A stem cell injection, also referred to as a bone marrow transplant, is a procedure that replaces damaged or destroyed bone marrow with healthy bone marrow stem cells. Bone marrow is the soft, fatty tissue inside bones, and stem cells are immature cells within bone marrow that give rise to all blood cells.
Stem cell injections are performed in a manner that is similar to a blood transfusion, using a tube called a central venous catheter. The stem cells travel through the blood into the bone marrow. In most cases, no surgery is required.
Stem cell injections are widely used to treat cancers such as leukemia and lymphoma.
Research has also been conducted to evaluate the use of stem cells for other diseases, including brain and spinal cord injuries, neurological conditions such as Alzheimer’s disease, heart disease, blindness, and even hair loss. Use of stem cell injections for the treatment of orthopedic conditions has also been evaluated.

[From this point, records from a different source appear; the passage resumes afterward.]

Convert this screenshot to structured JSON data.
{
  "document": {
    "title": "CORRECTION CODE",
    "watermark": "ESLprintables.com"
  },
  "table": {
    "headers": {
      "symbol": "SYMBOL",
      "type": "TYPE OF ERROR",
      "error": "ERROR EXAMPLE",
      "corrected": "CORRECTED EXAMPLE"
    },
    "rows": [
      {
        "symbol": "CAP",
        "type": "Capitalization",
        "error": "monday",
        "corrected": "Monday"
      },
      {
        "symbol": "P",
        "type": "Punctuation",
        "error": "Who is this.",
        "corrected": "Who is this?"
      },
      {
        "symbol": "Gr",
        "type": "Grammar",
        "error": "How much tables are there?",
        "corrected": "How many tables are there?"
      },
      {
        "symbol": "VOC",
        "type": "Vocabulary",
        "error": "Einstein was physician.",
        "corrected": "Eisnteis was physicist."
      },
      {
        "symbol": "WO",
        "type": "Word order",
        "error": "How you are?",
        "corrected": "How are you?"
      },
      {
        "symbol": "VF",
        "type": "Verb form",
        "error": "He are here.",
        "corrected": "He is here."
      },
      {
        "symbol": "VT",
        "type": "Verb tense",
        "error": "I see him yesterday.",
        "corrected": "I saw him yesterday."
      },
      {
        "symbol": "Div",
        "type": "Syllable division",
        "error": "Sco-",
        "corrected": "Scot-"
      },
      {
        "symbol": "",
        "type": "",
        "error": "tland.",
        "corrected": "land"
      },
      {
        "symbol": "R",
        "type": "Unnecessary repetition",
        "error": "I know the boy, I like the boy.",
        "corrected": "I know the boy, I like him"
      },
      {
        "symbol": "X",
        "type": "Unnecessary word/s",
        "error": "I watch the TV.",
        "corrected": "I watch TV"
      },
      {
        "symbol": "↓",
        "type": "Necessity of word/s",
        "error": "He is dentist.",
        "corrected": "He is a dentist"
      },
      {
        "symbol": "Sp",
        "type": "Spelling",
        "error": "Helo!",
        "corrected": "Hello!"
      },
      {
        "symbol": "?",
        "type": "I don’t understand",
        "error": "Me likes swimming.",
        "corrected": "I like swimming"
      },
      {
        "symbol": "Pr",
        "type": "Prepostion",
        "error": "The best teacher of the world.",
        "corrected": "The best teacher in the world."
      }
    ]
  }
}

There are three primary types of bone marrow transplants. Autologous bone marrow transplants are removed from patients and then put back to regenerate (make) normal blood cells. Allogeneic bone marrow transplants are removed from another person or donor whose genes at least party match the patient’s genes. Umbilical cord blood transplants remove stem cells from a newborn baby’s umbilical cord and are then frozen until they are needed for a transplant.
Bone marrow is believed to be responsible for growth, wound healing, and replacing cells that are lost either through disease or daily wear and tear. Because of these functions, bone marrow has been shown to be effective in the treatment of tissue injury and degenerative diseases. They also exert strong therapeutic effects in the musculoskeletal system. As such, interest in the use of stem cell injections for the treatment of many orthopedic conditions has developed.
Clinical study is underway to explore these promising developments, and data in support of their use is still to be evaluated.
Making the decision for a stem cell injection is complex and requires the input of a doctor who specializes in transplant medicine. Schedule an appointment with a spine care specialist at the Florida Spine Institute to see whether you are a candidate for this procedure.
Bone marrow transplant. MedlinePlus, U.S. National Library of Medicine, National Institutes of Health (2012). Available at: http://www.nlm.nih.gov/medlineplus/ency/article/003009.htm.Last accessed December 28, 2014.
Wei X et al. Mesenchymal stem cells: a new trend for cell therapy. Acta Pharmacologica Sinica (2013). 34:747-754.